**PROBLEM**.
Could every entry be set down once more, exactly as given?

::::

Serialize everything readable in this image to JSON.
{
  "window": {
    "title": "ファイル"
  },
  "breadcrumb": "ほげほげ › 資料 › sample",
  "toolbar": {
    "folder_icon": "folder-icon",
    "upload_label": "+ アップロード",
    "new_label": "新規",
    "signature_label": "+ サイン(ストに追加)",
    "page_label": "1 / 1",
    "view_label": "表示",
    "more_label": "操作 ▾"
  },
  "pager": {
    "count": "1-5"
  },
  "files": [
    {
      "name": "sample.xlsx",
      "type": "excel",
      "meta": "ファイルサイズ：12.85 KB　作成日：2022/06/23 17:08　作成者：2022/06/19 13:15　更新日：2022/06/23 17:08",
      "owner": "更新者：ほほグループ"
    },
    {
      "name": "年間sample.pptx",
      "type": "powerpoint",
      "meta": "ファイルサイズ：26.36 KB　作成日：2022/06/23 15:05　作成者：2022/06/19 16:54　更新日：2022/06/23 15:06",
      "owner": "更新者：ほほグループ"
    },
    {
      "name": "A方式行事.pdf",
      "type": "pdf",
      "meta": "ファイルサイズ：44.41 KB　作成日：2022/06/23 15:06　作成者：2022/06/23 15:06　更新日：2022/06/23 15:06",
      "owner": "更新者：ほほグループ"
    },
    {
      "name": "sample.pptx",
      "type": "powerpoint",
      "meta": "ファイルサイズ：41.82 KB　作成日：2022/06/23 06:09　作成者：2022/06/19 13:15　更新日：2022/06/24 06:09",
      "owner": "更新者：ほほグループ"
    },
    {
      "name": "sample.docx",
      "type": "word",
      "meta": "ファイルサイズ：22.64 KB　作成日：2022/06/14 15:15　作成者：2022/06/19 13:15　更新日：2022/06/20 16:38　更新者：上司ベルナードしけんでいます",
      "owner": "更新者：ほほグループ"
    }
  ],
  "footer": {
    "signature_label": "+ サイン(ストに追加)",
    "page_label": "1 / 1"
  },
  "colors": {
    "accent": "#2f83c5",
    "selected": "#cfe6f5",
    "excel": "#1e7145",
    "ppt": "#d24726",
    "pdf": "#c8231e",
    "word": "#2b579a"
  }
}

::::

**RESULT**.
Serialize everything readable in this image to JSON.
{
  "window": {
    "title": "ファイル"
  },
  "breadcrumb": "ほげほげ › 資料 › sample",
  "toolbar": {
    "folder_icon": "folder-icon",
    "upload_label": "+ アップロード",
    "new_label": "新規",
    "signature_label": "+ サイン(ストに追加)",
    "page_label": "1 / 1",
    "view_label": "表示",
    "more_label": "操作 ▾"
  },
  "pager": {
    "count": "1-5"
  },
  "files": [
    {
      "name": "sample.xlsx",
      "type": "excel",
      "meta": "ファイルサイズ：12.85 KB　作成日：2022/06/23 17:08　作成者：2022/06/19 13:15　更新日：2022/06/23 17:08",
      "owner": "更新者：ほほグループ"
    },
    {
      "name": "年間sample.pptx",
      "type": "powerpoint",
      "meta": "ファイルサイズ：26.36 KB　作成日：2022/06/23 15:05　作成者：2022/06/19 16:54　更新日：2022/06/23 15:06",
      "owner": "更新者：ほほグループ"
    },
    {
      "name": "A方式行事.pdf",
      "type": "pdf",
      "meta": "ファイルサイズ：44.41 KB　作成日：2022/06/23 15:06　作成者：2022/06/23 15:06　更新日：2022/06/23 15:06",
      "owner": "更新者：ほほグループ"
    },
    {
      "name": "sample.pptx",
      "type": "powerpoint",
      "meta": "ファイルサイズ：41.82 KB　作成日：2022/06/23 06:09　作成者：2022/06/19 13:15　更新日：2022/06/24 06:09",
      "owner": "更新者：ほほグループ"
    },
    {
      "name": "sample.docx",
      "type": "word",
      "meta": "ファイルサイズ：22.64 KB　作成日：2022/06/14 15:15　作成者：2022/06/19 13:15　更新日：2022/06/20 16:38　更新者：上司ベルナードしけんでいます",
      "owner": "更新者：ほほグループ"
    }
  ],
  "footer": {
    "signature_label": "+ サイン(ストに追加)",
    "page_label": "1 / 1"
  },
  "colors": {
    "accent": "#2f83c5",
    "selected": "#cfe6f5",
    "excel": "#1e7145",
    "ppt": "#d24726",
    "pdf": "#c8231e",
    "word": "#2b579a"
  }
}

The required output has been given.